Irish M&A activity up 12pc as firms showing return of confidence
HAVING faced down the worst of the recession, companies with cash to spare are beginning to buy once again.
Data shows that large-scale Irish mergers and acquisitions (M&A) activity continued to recover in 2013.
The Irish Competition Authority was notified of 37 deals during the year, up from a low of 29 in 2009 and an increase of 12pc on 2012.
The authority must be notified of deals concerning Irish companies with turnover of more than €40m and must give approval before a merger or acquisition takes place.
The system is designed to prevent any one company gaining too much of a monopoly in the market.
"In keeping with the general spirit of Ireland returning to normal, merger control at the Competition Authority in 2013 also matched the "new normal" -- a steady increase in merger notifications, more efficient and swifter (but ever careful) decision-making and more transactions in the 'real' economy of manufacturing and industry," said Dr Vincent Power, a partner at law firm A&L Goodbody.
This recovery is particularly important for professional services providers such as the country's biggest legal and accounting firms, who earn a large chunk of their revenue from advising on M&A.
Dr Power added that there were good signs for 2014 activity already.
M&A approval is handled by the EU for even larger deals that concern companies that are active in several member states.
Unusually, two EU merger notifications related to Ireland in 2013: these were the sale of Irish Life to Canada Life (part of the Canadian Power Corporation) and the ongoing proposed sale by Telefonica of O2 Ireland to Hutchison Whampoa, with a decision due this year.

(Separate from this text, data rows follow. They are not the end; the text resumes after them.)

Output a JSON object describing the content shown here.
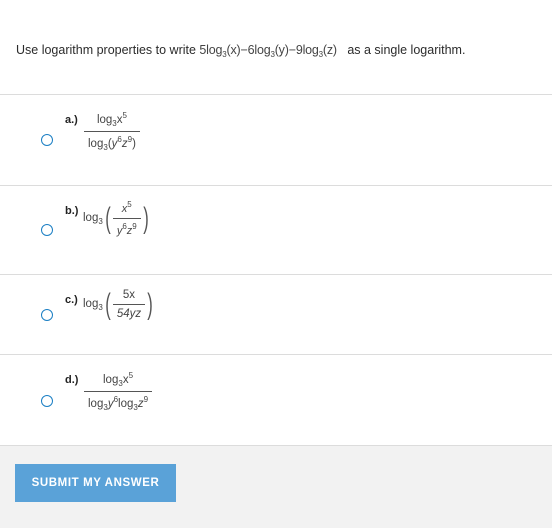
{
  "question": {
    "prefix": "Use logarithm properties to write ",
    "expr": {
      "c1": "5",
      "c2": "6",
      "c3": "9",
      "log": "log",
      "base": "3",
      "x": "(x)",
      "y": "(y)",
      "z": "(z)",
      "minus": "−"
    },
    "suffix": "as a single logarithm."
  },
  "options": [
    {
      "label": "a.)",
      "num_log": "log",
      "num_base": "3",
      "num_var": "x",
      "num_exp": "5",
      "den_log": "log",
      "den_base": "3",
      "den_open": "(",
      "den_y": "y",
      "den_yexp": "6",
      "den_z": "z",
      "den_zexp": "9",
      "den_close": ")"
    },
    {
      "label": "b.)",
      "log": "log",
      "base": "3",
      "num_var": "x",
      "num_exp": "5",
      "den_y": "y",
      "den_yexp": "6",
      "den_z": "z",
      "den_zexp": "9"
    },
    {
      "label": "c.)",
      "log": "log",
      "base": "3",
      "num": "5x",
      "den": "54yz"
    },
    {
      "label": "d.)",
      "num_log": "log",
      "num_base": "3",
      "num_var": "x",
      "num_exp": "5",
      "den_log1": "log",
      "den_base1": "3",
      "den_y": "y",
      "den_yexp": "6",
      "den_log2": "log",
      "den_base2": "3",
      "den_z": "z",
      "den_zexp": "9"
    }
  ],
  "submit": {
    "label": "SUBMIT MY ANSWER"
  }
}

This could be evidence, Dr Power said, of a trend -- as companies grow larger, more and more will look to EU rather than national authorities for approval.
"It is unusual to see two Irish-centred transactions among the 300 or so deals notified to the European Commission annually. It is possible that with increasing turnover in businesses and reducing EU thresholds that more and more Irish-centred deals will be decided by Brussels rather than Dublin," said Dr Power.
Regardless of whether it takes place in Dublin or Brussels, the approval process is not an easy one. Executives now have to contend with more rigorous examination of their plans than would have been the case even five years ago.
There is an increasing focus on transparency, and firms that have something to hide are all too aware of this. "It is now commonplace for the EU and Irish competition authorities to ask for emails, business plans or memos from several years previous as part of the notification process," said Dr Power.
"Executives contemplating M&A deals therefore have to be aware that their thoughts on their competitors or the marketplace could become open to scrutiny, and ultimately determine the success of a deal. This focus on transparency is likely to be the next major battleground for Irish merger control."